Slicing through a clear late-afternoon Florida sky, the second Space Based Infrared System Geosynchronous satellite (SBIRS GEO-2) rode a 19-story Atlas V rocket into orbit on Tuesday, March 19.
“I’m very pleased to announce the successful launch of the Atlas V and its SBIRS GEO-2 payload,” said Ray Johnson, Aerospace vice president of Space Launch Operations, reporting from Cape Canaveral on Tuesday evening. “After a nearly flawless countdown, the vehicle lifted off of Space Launch Complex 41 here at the Cape right at the opening of the launch window at 5:21 p.m. Eastern time. We have completed the quick-look data review, and there were no significant launch vehicle issues. I want to congratulate the Atlas team and the SBIRS team for this outstanding success.”
It was the fourth Atlas V launch in four months, the fastest launch pace in the history of the Atlas V program.

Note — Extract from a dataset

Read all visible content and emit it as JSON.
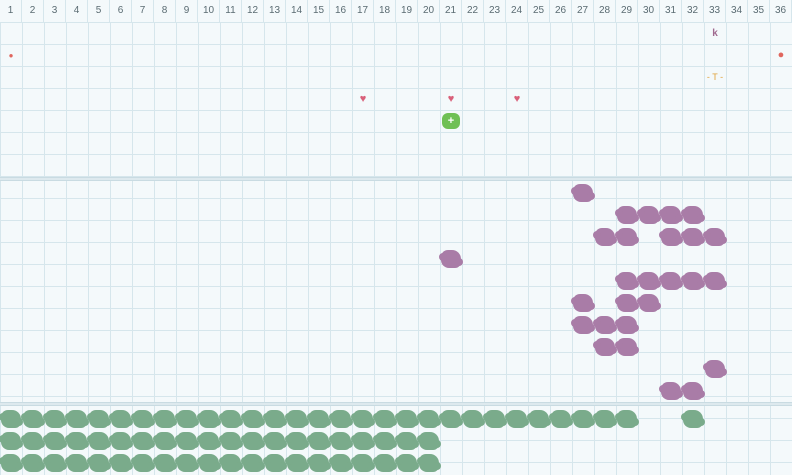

Each of the four Atlas V missions since December have lifted off in the opening seconds of their launch windows.
About a hundred people from the Air Force Infrared Space Systems Directorate gathered in the Gordon Conference Center to watch the liftoff. A captain in the directorate led the crowd in the “infrared cheer,” shouting “Go Big Red.” The crowd responded “Overhead! Infrared!”
The SBIRS satellites, equipped with staring and scanning sensors, will upgrade the U.S. military’s infrared surveillance system that continuously scans the globe looking for the heat signature of missile launches.
Aerospace provided complete mission assurance support for the spacecraft and launch vehicle.